Webbing is economical and serves a variety of uses. Most climbers carry an assortment of lengths to build anchors, tie-offs, and extend protection. Sewn or tied loops are called runners or slings. Tied runners have the advantage of being adjustable; they can be threaded around features and re-tied. But sewn, bartacked closures are stronger and less bulky than knots.
The large surface area of webbing means that much of the weight-bearing material is exposed to the rock. So, it tends to fray quickly in general use, the edges are especially susceptible to wear. So, thoughtful handling and placement of slings is important.

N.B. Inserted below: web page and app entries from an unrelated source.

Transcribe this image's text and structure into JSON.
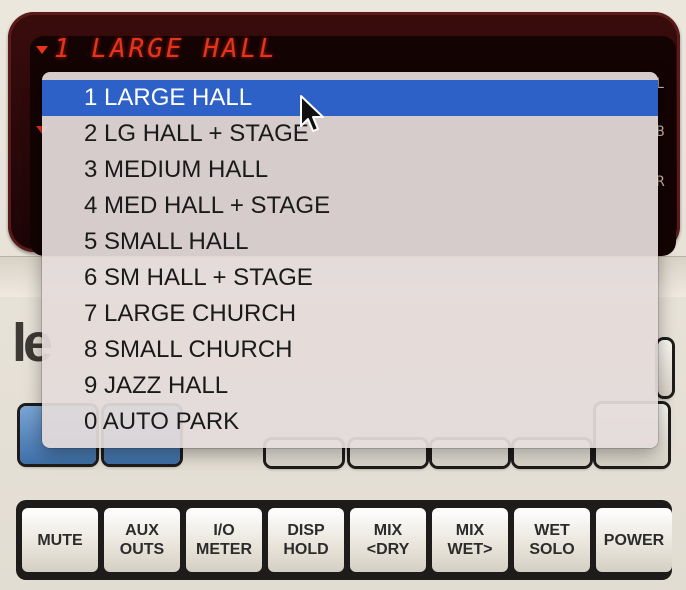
{
  "display": {
    "preset_text": "1 LARGE HALL",
    "side_letters": [
      "L",
      "B",
      "R"
    ]
  },
  "logo": {
    "fragment": "le"
  },
  "preset_menu": {
    "items": [
      "1 LARGE HALL",
      "2 LG HALL + STAGE",
      "3 MEDIUM HALL",
      "4 MED HALL + STAGE",
      "5 SMALL HALL",
      "6 SM HALL + STAGE",
      "7 LARGE CHURCH",
      "8 SMALL CHURCH",
      "9 JAZZ HALL",
      "0 AUTO PARK"
    ],
    "selected_index": 0
  },
  "buttons": [
    {
      "label": "MUTE"
    },
    {
      "label": "AUX\nOUTS"
    },
    {
      "label": "I/O\nMETER"
    },
    {
      "label": "DISP\nHOLD"
    },
    {
      "label": "MIX\n<DRY"
    },
    {
      "label": "MIX\nWET>"
    },
    {
      "label": "WET\nSOLO"
    },
    {
      "label": "POWER"
    }
  ],
  "colors": {
    "led": "#e8321c",
    "selection": "#2e61c8",
    "menu_bg": "#e4dcda"
  }
}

Equipment made from webbing should be inspected carefully and regularly for wear and replaced when necessary. Knots should be examined before each use. All webbing fabric is susceptible to degradation, particularly from UV rays; keep this in mind if you are considering clipping a sling or anchor that you encounter somewhere on a route.
- Smaller diameter webbing is lighter and less bulky. Larger size webbing is usually stronger and more durable.
- Check the ratings of webbing carefully; some skinny webbing is designed for aid climbing only.
- The CE norm strength for sewn runners is 22kN. Knotted slings from spooled webbing will be weaker than this.
- The most popular nylon webbing used for climbing is tubular. Though it appears flat, it is a hollow tube that has been folded flat.
- Dyneema and Spectra® materials are lightweight, have low water absorption and high abrasion resistance, making them good choices for lightweight racks and snowy, icy settings.
- To keep track of the age of your webbing, buy a different colour when you're re-stocking, and record the date of purchase in a climbing logbook.
- If you plan to leave webbing anchors behind on a route, colours that blend with the rock are nice.
- Like rope and cord, webbing needs to be cut with a hot knife or have the ends singed and melted to prevent fraying and unravelling.
- While climbing, carry longer slings over your shoulder to keep them out of the way. If you are climbing with a pack, put the slings on after the pack.